The big takeaway is that there are artists on campus—and our work is significant. It is not just for decoration, entertainment, stress relief, and escapism. We are not here simply to put on charming little performances. Dance is a robust and complex field of inquiry with a literary and artistic canon, and we contribute to the intellectual and cultural capital of the Duke campus in a meaningful way.
If people have more insight into our work, perhaps more significance could be placed on the arts at Duke. For me, it is political. I wanted to demonstrate the depth of my research: yes, it is a dance on stage - it is choreography, but it is informed by profound and intersectional analysis. Like our colleagues in other departments and colleges, artist-educators push the edges of our field.
What are you teaching, and what's on the horizon for you and your work?
Next semester, I will teach advanced ballet and a ballet repertory class. I am also excited to develop and lead a new course - Arts Activism and Everyday Technology. I am working to build a curriculum that students might see as culturally relevant. I desire students to become excited about who made activist art before us, who the creative disruptors are now, and how they can activate to make radical art.
I am also developing two other courses for the coming semesters: 1) Black Dance: Jamaican Context. It focuses on the historical and cultural dances central to the Jamaican theatrical dance lexicon; And. 2) Ballet History: Black Presence investigating the Africanist contribution to the art of ballet.
Regarding my research, I have an upcoming summer choreographic residency at The Ailey School (the Alvin Ailey American Dance Theater) in New York City. In fall 2023, I will premiere the ballet adaptation of Giovanni's Room. Lastly, in the fall of 2023, Antiracist Ballet Teaching (a Routledge text I am coediting and cowriting with Kate Mattingly) should be published.

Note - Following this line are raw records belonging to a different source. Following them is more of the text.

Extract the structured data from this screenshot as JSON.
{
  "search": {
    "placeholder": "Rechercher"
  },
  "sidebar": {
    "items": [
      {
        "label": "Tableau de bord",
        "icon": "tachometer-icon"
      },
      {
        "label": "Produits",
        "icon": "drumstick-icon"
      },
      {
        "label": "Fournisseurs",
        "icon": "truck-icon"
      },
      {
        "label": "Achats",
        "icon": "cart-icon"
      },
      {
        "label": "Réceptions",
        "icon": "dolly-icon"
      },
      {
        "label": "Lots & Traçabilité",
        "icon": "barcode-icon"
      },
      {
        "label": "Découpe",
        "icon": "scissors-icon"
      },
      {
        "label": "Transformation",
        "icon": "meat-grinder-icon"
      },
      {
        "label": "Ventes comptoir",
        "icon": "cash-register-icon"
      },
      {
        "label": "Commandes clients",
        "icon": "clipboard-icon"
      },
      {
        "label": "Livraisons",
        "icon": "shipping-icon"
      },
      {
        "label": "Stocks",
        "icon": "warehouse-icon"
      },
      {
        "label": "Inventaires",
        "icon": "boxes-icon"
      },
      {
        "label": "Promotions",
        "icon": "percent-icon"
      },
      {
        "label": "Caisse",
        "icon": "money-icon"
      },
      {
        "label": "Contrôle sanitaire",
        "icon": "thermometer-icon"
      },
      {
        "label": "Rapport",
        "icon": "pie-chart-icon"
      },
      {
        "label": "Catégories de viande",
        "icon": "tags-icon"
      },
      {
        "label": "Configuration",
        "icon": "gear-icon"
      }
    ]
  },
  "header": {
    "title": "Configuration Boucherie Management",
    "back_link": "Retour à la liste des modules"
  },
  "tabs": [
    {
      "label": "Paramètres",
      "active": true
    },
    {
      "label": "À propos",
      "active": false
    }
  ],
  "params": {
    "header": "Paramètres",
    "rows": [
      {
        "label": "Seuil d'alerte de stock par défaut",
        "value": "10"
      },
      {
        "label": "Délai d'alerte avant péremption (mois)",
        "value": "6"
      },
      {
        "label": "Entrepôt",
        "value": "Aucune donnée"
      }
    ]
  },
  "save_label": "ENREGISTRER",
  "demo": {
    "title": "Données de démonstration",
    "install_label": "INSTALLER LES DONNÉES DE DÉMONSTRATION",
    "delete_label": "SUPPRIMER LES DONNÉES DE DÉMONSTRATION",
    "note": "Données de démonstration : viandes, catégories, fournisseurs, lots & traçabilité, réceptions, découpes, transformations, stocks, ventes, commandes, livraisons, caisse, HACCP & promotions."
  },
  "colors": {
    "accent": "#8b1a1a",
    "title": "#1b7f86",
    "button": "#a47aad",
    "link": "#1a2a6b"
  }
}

The text brings together a dialogue between practitioners and theorists in ballet studies on the topic of race in ballet education.